8-12 Contingency Theories of Leadership Fiedler’s Contingency Model –Fiedler recommends that a leader determine whether his or her preferred leadership style fits the situation. If not, the leader should try to change the characteristics of the situation.
8-13 Contingency Theories of Leadership Hersey-Blanchard theory (Life cycle theory) –Assumes that the leader’s behavior should adapt to the situation. –Leadership style should reflect the maturity of the followers as measured by traits such as ability to work independently. –Leaders should adjust the degree of task and relationship behavior in response to the growing maturity of their followers.
8-14 Model of the Life Cycle Theory of Leadership Figure 8.4
8-15 Contingency Theories of Leadership Path-Goal theory –suggests that the primary activities of a leader are to make desirable and achievable rewards available to organization members who attain organizational goals and to clarify the kinds of behavior that must be performed to earn those rewards
8-16 Path-Goal Theory Leader should exhibit the following behaviors: Directive behavior –involves telling followers what to do and how they are to do it Supportive behavior –involves recognizing that above all, followers are human beings
8-17 Path-Goal Theory (cont.) Participative behavior –involves seeking input from followers about methods for improving business operations Achievement behavior –involves setting a challenging goal for a follower to meet, and expressing confidence that the follower can meet this challenge
8-18 Servant Leadership Servant leadership –involves putting other people’s needs, aspirations, and interests above your own A good listener Empathetic Healing Aware Persuasive

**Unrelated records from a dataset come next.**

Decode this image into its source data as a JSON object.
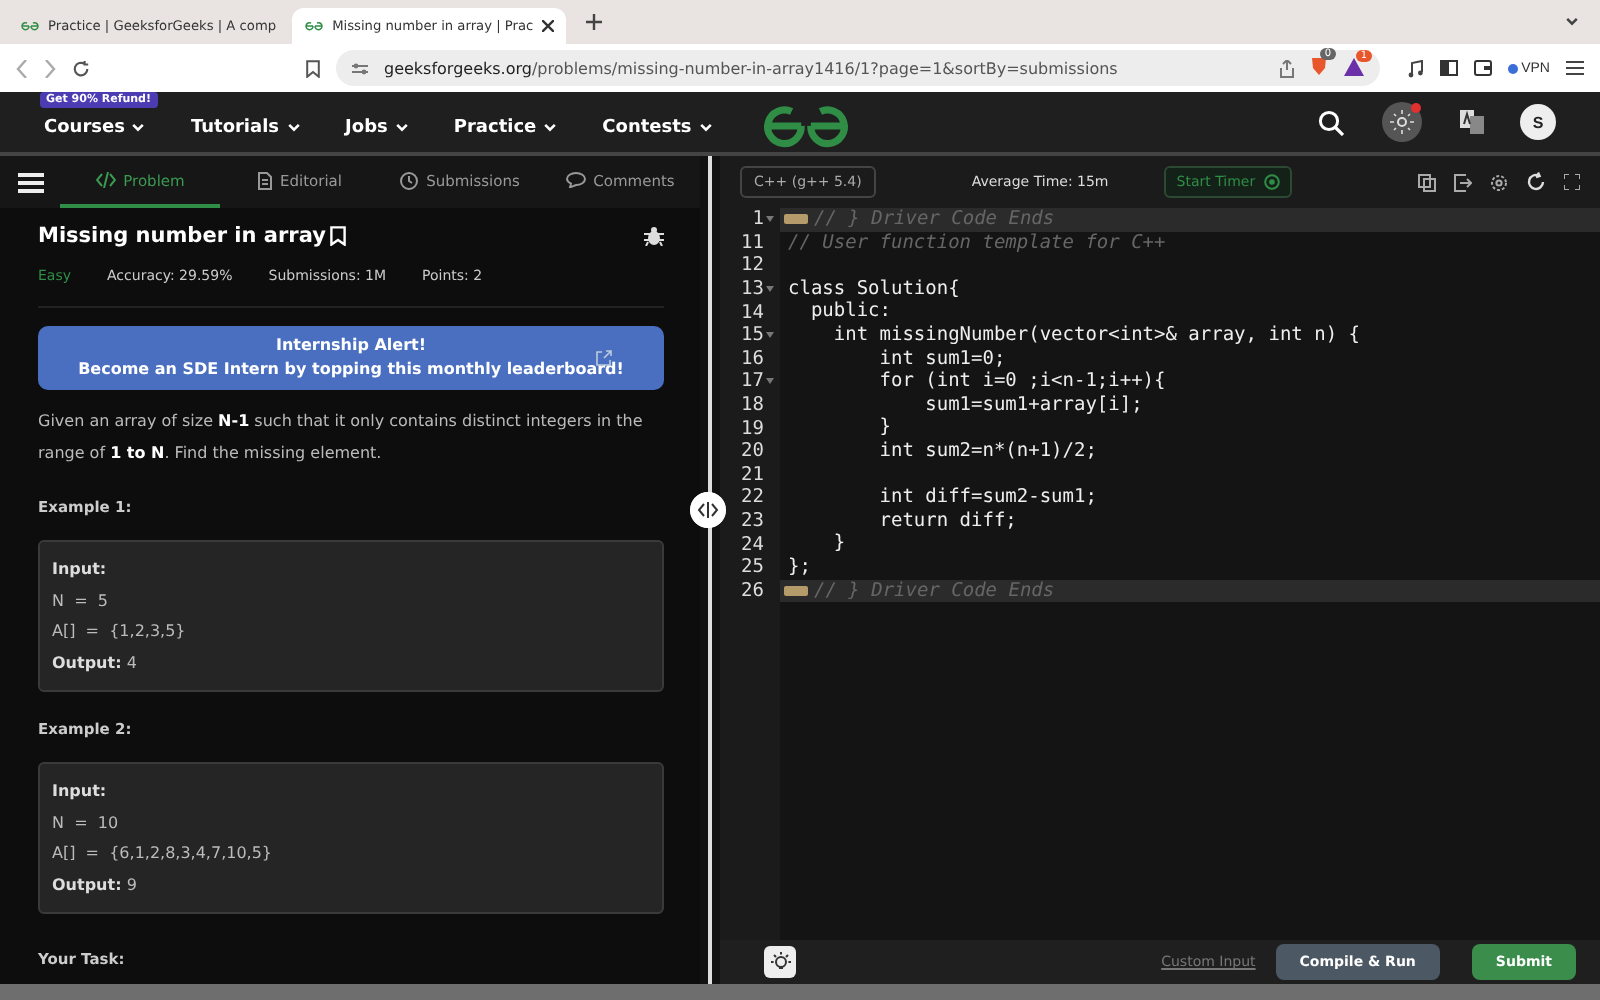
{
  "browser": {
    "tabs": [
      {
        "title": "Practice | GeeksforGeeks | A comp",
        "selected": false
      },
      {
        "title": "Missing number in array | Prac",
        "selected": true
      }
    ],
    "url_host": "geeksforgeeks.org",
    "url_path": "/problems/missing-number-in-array1416/1?page=1&sortBy=submissions",
    "shield_count": "0",
    "alert_count": "1",
    "vpn": "VPN"
  },
  "site_nav": {
    "promo": "Get 90% Refund!",
    "items": [
      "Courses",
      "Tutorials",
      "Jobs",
      "Practice",
      "Contests"
    ],
    "avatar": "S"
  },
  "problem_tabs": [
    {
      "label": "Problem",
      "selected": true
    },
    {
      "label": "Editorial",
      "selected": false
    },
    {
      "label": "Submissions",
      "selected": false
    },
    {
      "label": "Comments",
      "selected": false
    }
  ],
  "problem": {
    "title": "Missing number in array",
    "difficulty": "Easy",
    "accuracy": "Accuracy: 29.59%",
    "submissions": "Submissions: 1M",
    "points": "Points: 2",
    "banner": {
      "title": "Internship Alert!",
      "text": "Become an SDE Intern by topping this monthly leaderboard!"
    },
    "description": "Given an array of size **N-1** such that it only contains distinct integers in the range of **1 to N**. Find the missing element.",
    "examples": [
      {
        "heading": "Example 1:",
        "lines": [
          {
            "kind": "label",
            "text": "Input:"
          },
          {
            "kind": "plain",
            "text": "N  =  5"
          },
          {
            "kind": "plain",
            "text": "A[]  =  {1,2,3,5}"
          },
          {
            "kind": "result",
            "label": "Output:",
            "text": "4"
          }
        ]
      },
      {
        "heading": "Example 2:",
        "lines": [
          {
            "kind": "label",
            "text": "Input:"
          },
          {
            "kind": "plain",
            "text": "N  =  10"
          },
          {
            "kind": "plain",
            "text": "A[]  =  {6,1,2,8,3,4,7,10,5}"
          },
          {
            "kind": "result",
            "label": "Output:",
            "text": "9"
          }
        ]
      }
    ],
    "next_heading": "Your Task:"
  },
  "editor": {
    "language": "C++ (g++ 5.4)",
    "average_time": "Average Time: 15m",
    "timer_button": "Start Timer",
    "lines": [
      {
        "no": "1",
        "foldable": true,
        "folded": true,
        "kind": "comment",
        "text": "// } Driver Code Ends"
      },
      {
        "no": "11",
        "foldable": false,
        "folded": false,
        "kind": "comment",
        "text": "// User function template for C++"
      },
      {
        "no": "12",
        "foldable": false,
        "folded": false,
        "kind": "blank"
      },
      {
        "no": "13",
        "foldable": true,
        "folded": false,
        "kind": "code",
        "text": "class Solution{"
      },
      {
        "no": "14",
        "foldable": false,
        "folded": false,
        "kind": "code",
        "text": "  public:"
      },
      {
        "no": "15",
        "foldable": true,
        "folded": false,
        "kind": "code",
        "text": "    int missingNumber(vector<int>& array, int n) {"
      },
      {
        "no": "16",
        "foldable": false,
        "folded": false,
        "kind": "code",
        "text": "        int sum1=0;"
      },
      {
        "no": "17",
        "foldable": true,
        "folded": false,
        "kind": "code",
        "text": "        for (int i=0 ;i<n-1;i++){"
      },
      {
        "no": "18",
        "foldable": false,
        "folded": false,
        "kind": "code",
        "text": "            sum1=sum1+array[i];"
      },
      {
        "no": "19",
        "foldable": false,
        "folded": false,
        "kind": "code",
        "text": "        }"
      },
      {
        "no": "20",
        "foldable": false,
        "folded": false,
        "kind": "code",
        "text": "        int sum2=n*(n+1)/2;"
      },
      {
        "no": "21",
        "foldable": false,
        "folded": false,
        "kind": "blank"
      },
      {
        "no": "22",
        "foldable": false,
        "folded": false,
        "kind": "code",
        "text": "        int diff=sum2-sum1;"
      },
      {
        "no": "23",
        "foldable": false,
        "folded": false,
        "kind": "code",
        "text": "        return diff;"
      },
      {
        "no": "24",
        "foldable": false,
        "folded": false,
        "kind": "code",
        "text": "    }"
      },
      {
        "no": "25",
        "foldable": false,
        "folded": false,
        "kind": "code",
        "text": "};"
      },
      {
        "no": "26",
        "foldable": false,
        "folded": true,
        "kind": "comment",
        "text": "// } Driver Code Ends"
      }
    ],
    "custom_input": "Custom Input",
    "compile_button": "Compile & Run",
    "submit_button": "Submit"
  }
}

8-19 Entrepreneurial Leadership Entrepreneurial leadership –involves believing that one plays a very important role at a company rather than an unimportant one Visionary, problem solver, decision maker, risk taker
8-20 Choosing a Leadership Style Characteristics of the leader: –The manager’s values –Level of confidence in employees –Personal leaderships strengths –Tolerance for ambiguity

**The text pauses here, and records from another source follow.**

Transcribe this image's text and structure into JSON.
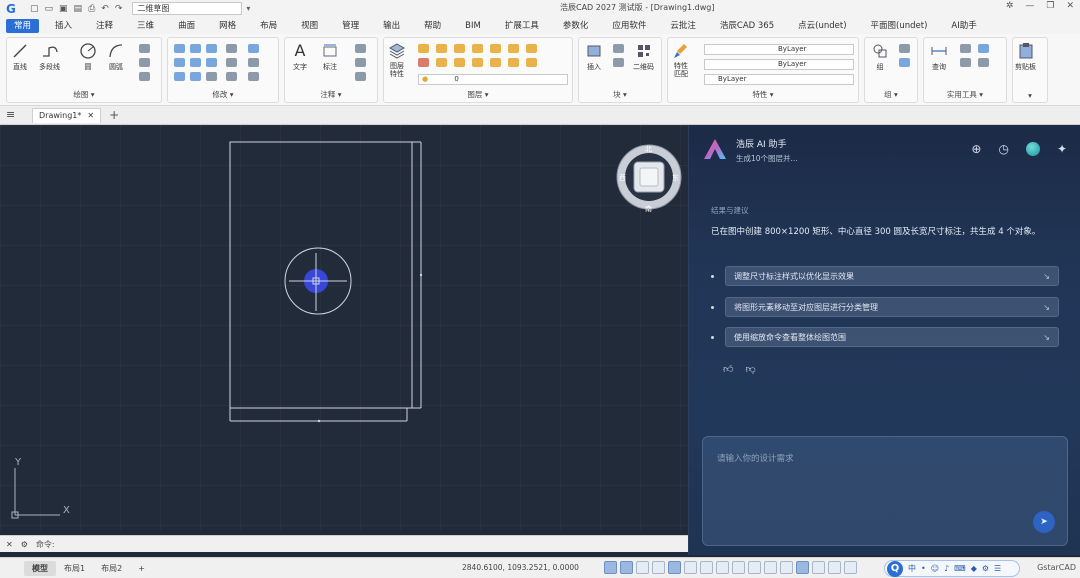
{
  "titlebar": {
    "app_icon": "app-logo-icon",
    "workspace": "二维草图",
    "app_title": "浩辰CAD 2027 测试版 - [Drawing1.dwg]",
    "window_controls": [
      "help-icon",
      "minimize-icon",
      "maximize-icon",
      "close-icon"
    ]
  },
  "tabs": [
    {
      "label": "常用",
      "active": true
    },
    {
      "label": "插入"
    },
    {
      "label": "注释"
    },
    {
      "label": "三维"
    },
    {
      "label": "曲面"
    },
    {
      "label": "网格"
    },
    {
      "label": "布局"
    },
    {
      "label": "视图"
    },
    {
      "label": "管理"
    },
    {
      "label": "输出"
    },
    {
      "label": "帮助"
    },
    {
      "label": "BIM"
    },
    {
      "label": "扩展工具"
    },
    {
      "label": "参数化"
    },
    {
      "label": "应用软件"
    },
    {
      "label": "云批注"
    },
    {
      "label": "浩辰CAD 365"
    },
    {
      "label": "点云(undet)"
    },
    {
      "label": "平面图(undet)"
    },
    {
      "label": "AI助手"
    }
  ],
  "ribbon": {
    "draw": {
      "title": "绘图 ▾",
      "line": "直线",
      "polyline": "多段线",
      "circle": "圆",
      "arc": "圆弧"
    },
    "modify": {
      "title": "修改 ▾"
    },
    "annotation": {
      "title": "注释 ▾",
      "text": "文字",
      "dimension": "标注"
    },
    "layers": {
      "title": "图层 ▾",
      "properties": "图层\n特性",
      "current_layer": "0"
    },
    "block": {
      "title": "块 ▾",
      "insert": "插入",
      "qrcode": "二维码"
    },
    "properties": {
      "title": "特性 ▾",
      "match": "特性\n匹配",
      "color": "ByLayer",
      "linetype": "ByLayer",
      "lineweight": "ByLayer"
    },
    "group": {
      "title": "组 ▾",
      "group": "组"
    },
    "utilities": {
      "title": "实用工具 ▾",
      "measure": "查询"
    },
    "clipboard": {
      "title": "▾",
      "paste": "剪贴板"
    }
  },
  "doc": {
    "tab": "Drawing1*"
  },
  "viewcube": {
    "north": "北",
    "south": "南",
    "west": "西",
    "east": "东"
  },
  "ucs": {
    "x": "X",
    "y": "Y"
  },
  "cmdline": {
    "prompt": "命令:"
  },
  "statusbar": {
    "tabs": [
      "模型",
      "布局1",
      "布局2"
    ],
    "add": "+",
    "coords": "2840.6100, 1093.2521, 0.0000",
    "brand": "GstarCAD"
  },
  "ai": {
    "title": "浩辰 AI 助手",
    "subtitle": "生成10个图层并...",
    "section": "结果与建议",
    "summary": "已在图中创建 800×1200 矩形、中心直径 300 圆及长宽尺寸标注，共生成 4 个对象。",
    "suggestions": [
      "调整尺寸标注样式以优化显示效果",
      "将图形元素移动至对应图层进行分类管理",
      "使用缩放命令查看整体绘图范围"
    ],
    "input_placeholder": "请输入你的设计需求"
  }
}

8-21 Choosing a Leadership Style Characteristics of the subordinates: –Need for independence –Readiness to assume responsibility –Tolerance for ambiguity –Interest in the problem to be solved –Understanding of and identification with goals –Knowledge and experience –Expectations
8-22 Choosing a Leadership Style Characteristics of the situation: –Type of organization –Effectiveness of the group –The problem or task –Time available
8-23 Supervisor’s Relationships with Their Employees Supervisors as role models: –When employees evaluate the organization, they look at the supervisor’s behavior and use it as a guide for how they should act. –Supervisors should follow all the rules and regulations. –Supervisors should be ethical and impartial.
8-24 Supervisor’s Relationships with Their Employees Developing trust: –The most important way to build trust is to engage in fair, predictable behavior. –The supervisor should fulfill promises and give employees credit when they do something well.
8-25 Supervisors’ Relationships with Their Managers Expectations –Loyalty –Cooperation –Communication –Results
8-26 Supervisors’ Relationships with Their Managers Learn about your manager If you are dissatisfied –Consider the source of the problem –Talk to your manager –Hunt for another job
8-27 What Managers Expect of Supervisors Figure 8.6
8-28 Supervisors’ Relationships with Their Peers Competition –The more you cooperate, the better you will all look. Criticism –Do not go looking for things to criticize about your peers or anyone else. –If a co-worker must be criticized, go directly to that person and point out the problem before escalating to management. –Focus on the problem and its consequences to the organization, not the personalities involved.